https://www.iana.org/assignments/sasl-mechanisms/sasl-mechanisms.xhtml list of SASL mechanisms

- Making this change allows non-SASL challenge response implementations to also work, but I'm not convinced about supporting that
- This design doesn't support the ability of a client to choose the SASL implementation (ie either the client or the server offers a list of SASL mechanisms; the danger of this is as that a man-in-the-middle can modify the list of mechanisms if not using TLS and select a 'weaker' or 'known vulnerable' one) - it has to 'know' what that server will accept, perhaps making client migrations slightly harder
- using SASL has the potential to allow integration with, say, LDAP-based authentication (eg using saslauthd)
- using GS2-* APIs (effectively, Kerberos) places new problems on MQTT, as we do not have server-initiated Disconnects which are needed for Kerberos token expiry (and no way of telling the client that disconnect was due to token expiry).
- I am actually in favour of redefining byte 8 such that -
  - User Name / Password flags are 'adjusted', and User Name become SASL mechanism and Password becomes SASL initial message
    - This allows backwards compatible authentication for servers, so that:-
      -  password-less becomes mechanism EXTERNAL
      - username + password becomes mechanism PLAIN
      - no username or password becomes mechanism ANONYMOUS

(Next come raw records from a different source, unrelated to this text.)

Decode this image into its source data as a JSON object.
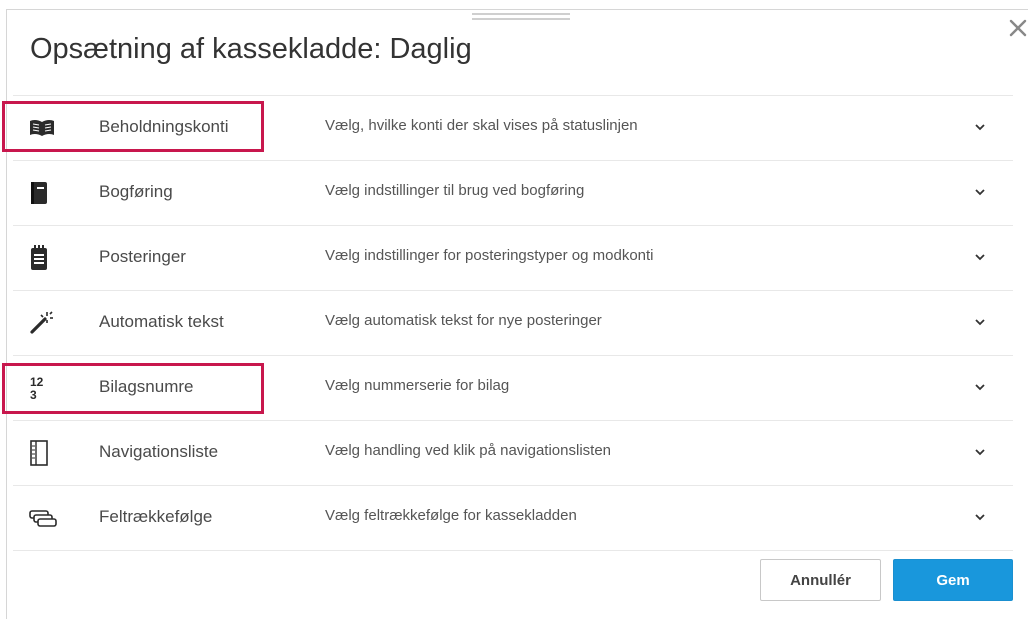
{
  "dialog": {
    "title": "Opsætning af kassekladde: Daglig",
    "close_icon": "close-icon"
  },
  "sections": [
    {
      "icon": "open-book-icon",
      "label": "Beholdningskonti",
      "description": "Vælg, hvilke konti der skal vises på statuslinjen",
      "highlighted": true
    },
    {
      "icon": "notebook-icon",
      "label": "Bogføring",
      "description": "Vælg indstillinger til brug ved bogføring",
      "highlighted": false
    },
    {
      "icon": "notepad-icon",
      "label": "Posteringer",
      "description": "Vælg indstillinger for posteringstyper og modkonti",
      "highlighted": false
    },
    {
      "icon": "magic-wand-icon",
      "label": "Automatisk tekst",
      "description": "Vælg automatisk tekst for nye posteringer",
      "highlighted": false
    },
    {
      "icon": "numbers-icon",
      "label": "Bilagsnumre",
      "description": "Vælg nummerserie for bilag",
      "highlighted": true
    },
    {
      "icon": "sidebar-list-icon",
      "label": "Navigationsliste",
      "description": "Vælg handling ved klik på navigationslisten",
      "highlighted": false
    },
    {
      "icon": "field-order-icon",
      "label": "Feltrækkefølge",
      "description": "Vælg feltrækkefølge for kassekladden",
      "highlighted": false
    }
  ],
  "icon_glyphs": {
    "numbers_top": "12",
    "numbers_bottom": "3"
  },
  "buttons": {
    "cancel_label": "Annullér",
    "save_label": "Gem"
  },
  "colors": {
    "accent": "#1997dc",
    "highlight": "#c8174d",
    "title": "#333333"
  }
}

> Alternate authentication mechanisms
> -----------------------------------
>                 Key: MQTT-255
>                 URL: https://issues.oasis-open.org/browse/MQTT-255
>             Project: OASIS Message Queuing Telemetry Transport (MQTT) TC
>          Issue Type: Bug
>          Components: futures
>            Reporter: Peter Niblett
> MQTT 3.1.1 permits two client authentication mechanisms:
> 1. Authentication by TLS (using a certificate/private key) prior to the CONNECT packet being sent
> 2. Authentication via a username and password (or similar token) provided by a client in the CONNECT packet. 
> The second mechanism also requires the use of TLS encryption in order for it to be secure. Three reasons why we might consider adding alternative mechanisms, for example one involving server-directed challenge response during the MQTT CONNECT exchange:
> i) TLS might be considered too heavyweight for some particularly constrained devices.
> ii) There are many deployments where people are ok with TLS, but don't want to provision devices with bespoke Certificates. Some of these might not have a need to encrypt the MQTT protocol, but with approach 2 you end up having to encrypt all MQTT packets just in order to protect the password field in the CONNECT
> iii) The organization (or standard building on top of MQTT) might already have an alternative authentication protocol.

This message was sent by Atlassian JIRA

[Date Prev] | [Thread Prev] | [Thread Next] | [Date Next] -- [Date Index] | [Thread Index] | [List Home]